Twitter is often contentious, but sometimes it turns truly savage. The death of the talk-radio host Rush Limbaugh, who could himself certainly be savage, touched off an explosion of gleeful celebration on the site. “For everyone about to tweet out a joke or otherwise revel in the death of Rush Limbaugh I just ask that you pause and ask yourself: am I going big enough?” one user tweeted, urging her followers, “Don’t hold back.”
In my more than 30 years as a rabbi, I have stood at the graves of many people. Some were kind and others less so. Some had a reputation that any of us would envy; others had ruined their public standing through acts or words that followed them throughout their life. But what consistently struck me was the raw, depthless fact of grief.
I have watched people try to throw themselves onto graves, claw and clutch at their throat, at the coffin, at their remaining relatives, huddled in almost paralytic pain. In all its varieties, from silent to wailing, grief expresses the reality that a person can stand before you no longer, hold you no longer, speak and be with you no longer in this world. Death is impossible to understand; that someone with whom I shared a moment yesterday, who was vivid and alive, is now in a box and being lowered into the ground forever is not a fact that the brain can comprehend. And to see such grief, over and over, makes it impossible to view death as frivolous or an occasion for jubilation.
The impulse to celebrate the death of one’s enemies is very human. “When the wicked perish there are shouts of joy,” the Book of Proverbs says. The passage is descriptive, of course, not prescriptive, but there is nonetheless a recognition of the upsurge of excitement at seeing someone you detest leave this Earth. At the Red Sea, the children of Israel sang as the Egyptians who had pursued them drowned.
But Proverbs also says, “Do not be glad when your enemy falls.” The Talmud relates that when the angels joined in the celebration at the Red Sea, they were rebuked by God for rejoicing. And today, when Jews commemorate their exodus from Egypt at the Passover seder, we take a drop of wine from the cup to mark the diminishment of joy we should feel at death, even the death of our enemies. Feelings cannot always be regulated, but the reality of death supervenes, and any expression of happiness should be tempered by sadness.

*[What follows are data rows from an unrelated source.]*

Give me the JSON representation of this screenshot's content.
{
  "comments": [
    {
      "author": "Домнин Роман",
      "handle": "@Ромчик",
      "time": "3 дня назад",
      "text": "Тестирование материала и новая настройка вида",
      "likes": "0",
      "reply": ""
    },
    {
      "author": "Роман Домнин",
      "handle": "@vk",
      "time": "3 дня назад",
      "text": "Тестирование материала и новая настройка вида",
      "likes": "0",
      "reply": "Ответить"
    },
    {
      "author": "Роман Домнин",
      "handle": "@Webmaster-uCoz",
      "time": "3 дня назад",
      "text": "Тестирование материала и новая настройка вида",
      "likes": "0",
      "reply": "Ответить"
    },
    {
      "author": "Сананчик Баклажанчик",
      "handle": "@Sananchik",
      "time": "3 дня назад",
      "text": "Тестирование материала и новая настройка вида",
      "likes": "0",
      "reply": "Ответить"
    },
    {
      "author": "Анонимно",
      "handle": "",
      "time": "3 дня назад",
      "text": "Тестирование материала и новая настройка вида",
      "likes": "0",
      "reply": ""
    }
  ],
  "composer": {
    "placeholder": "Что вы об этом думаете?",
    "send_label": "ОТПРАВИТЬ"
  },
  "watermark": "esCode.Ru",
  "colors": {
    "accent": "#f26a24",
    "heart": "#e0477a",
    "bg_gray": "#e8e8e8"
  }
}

The taboo against rejoicing at another’s death is, of course, part of the frisson of shocking jokes, which work because of the first, aghast instant. The rationale for telling such jokes is easily understood. Those who celebrate the death of public figures invariably point to their malign influence. And while people are still in the public arena and able to fight back, ridiculing their ideas can be an important weapon. Humor has punctured many totalitarians more effectively than argument.
But there is a difference between condemning someone at or after their death—and certainly, there is much to condemn in Limbaugh’s periodic rhetoric of cruelty—and celebrating the death itself. The tone of our public sphere will not be elevated by the way we talk about those we like or treasure. The test will be how we talk about those we oppose or even detest. Ridicule rallies the troops; it does not open avenues of dialogue. Limbaugh’s signature monologues were fusillades of facts, confabulations, and insults in prose and song, in the service of a relentlessly partisan agenda. To celebrate his death is to emulate his methods.
We should have learned by now that a public figure is a person. The character onstage, performing for an audience, is not everything, and a public person does not die. A human being dies, an individual with connections and fears and a history and a soul.
To mock someone’s death is also to mock the pain of those who loved him. It is to see only part of a person, and therefore ignore the fullness of a human being. What better way to begin the restoration of civility than to refrain from dancing on the graves of the dead?